A rough draft of the entire human genetic code was unveiled today, hailed as 'Biology's Apollo landing', 'the outstanding achievement of human history' and even as 'the language in which God created Life' (Bill Clinton). Does the first proof of our DNA dictionary really deserve such hyperbole? After all, even though we've finished reading it, we still understand only a few hundred of its many thousands of words.
The moon landing marked the end of the space race, a stunning achievement of little obvious immediate benefit. But it did give us a whole new perspective on our world, and marked the beginning of a new technological age. In the same way, understanding the human genome could eventually provide medicine with a new, holistic basis. More important than a knowledge of each individual gene will be an understanding of the myriad ways in which they work together, and uncovering the variations that underlie cancer, heart disease, hundreds of inherited conditions and individual drug responses. Perhaps we will at last see an end to all those simplistic scientific and media explanations of the 'a gene for..' variety.
Of course, the benefits of the project will not appear overnight and, for the moment, there is plenty of ammunition for those keen to play down its significance. Chief amongst the criticisms are that it has cost too much money, and that it will only help those living in the developed world. But tracking down the gene responsible for Huntington's Disease took several teams of scientists ten years. Once the 'gold standard' human genetic sequence is available, probably in three years time, similar gene hunts could be carried out in months, perhaps weeks - and for a fraction of the cost.
Many of the eventual benefits of the moon landing were unforeseen spin-offs of the technology - including, famously, Velcro. Similarly, the computers developed to crunch through the three billion DNA base-pairs of human code can sail through the few million that make up the average bacterial genome with relative ease. Diagnostic tests, treatments and vaccines for the infectious diseases that plague the developing world may be among the benefits of the genomic age of medicine.

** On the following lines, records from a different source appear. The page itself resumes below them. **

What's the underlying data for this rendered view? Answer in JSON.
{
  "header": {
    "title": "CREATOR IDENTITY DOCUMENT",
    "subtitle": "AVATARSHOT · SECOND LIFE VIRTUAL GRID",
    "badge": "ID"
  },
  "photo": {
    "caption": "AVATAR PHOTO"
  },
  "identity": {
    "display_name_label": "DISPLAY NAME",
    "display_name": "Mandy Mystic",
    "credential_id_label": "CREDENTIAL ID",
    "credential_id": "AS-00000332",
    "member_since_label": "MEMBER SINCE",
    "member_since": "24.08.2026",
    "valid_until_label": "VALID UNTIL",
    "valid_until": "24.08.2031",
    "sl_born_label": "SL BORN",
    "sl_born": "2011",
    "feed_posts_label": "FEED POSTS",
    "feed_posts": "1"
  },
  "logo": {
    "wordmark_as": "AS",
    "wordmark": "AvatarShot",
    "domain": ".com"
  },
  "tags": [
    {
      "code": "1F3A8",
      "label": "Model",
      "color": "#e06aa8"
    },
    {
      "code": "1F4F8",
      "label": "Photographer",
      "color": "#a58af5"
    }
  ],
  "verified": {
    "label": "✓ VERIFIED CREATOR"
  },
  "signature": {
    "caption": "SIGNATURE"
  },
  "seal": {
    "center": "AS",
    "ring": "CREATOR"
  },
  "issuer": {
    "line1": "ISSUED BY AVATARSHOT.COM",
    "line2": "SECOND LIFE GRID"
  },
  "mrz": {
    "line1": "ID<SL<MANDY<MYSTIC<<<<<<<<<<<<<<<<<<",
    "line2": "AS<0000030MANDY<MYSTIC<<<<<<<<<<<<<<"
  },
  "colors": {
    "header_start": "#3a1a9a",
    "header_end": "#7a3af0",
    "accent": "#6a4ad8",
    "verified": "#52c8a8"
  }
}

Eventually, the Human Genome Project could change our world even more profoundly than the moon landing did.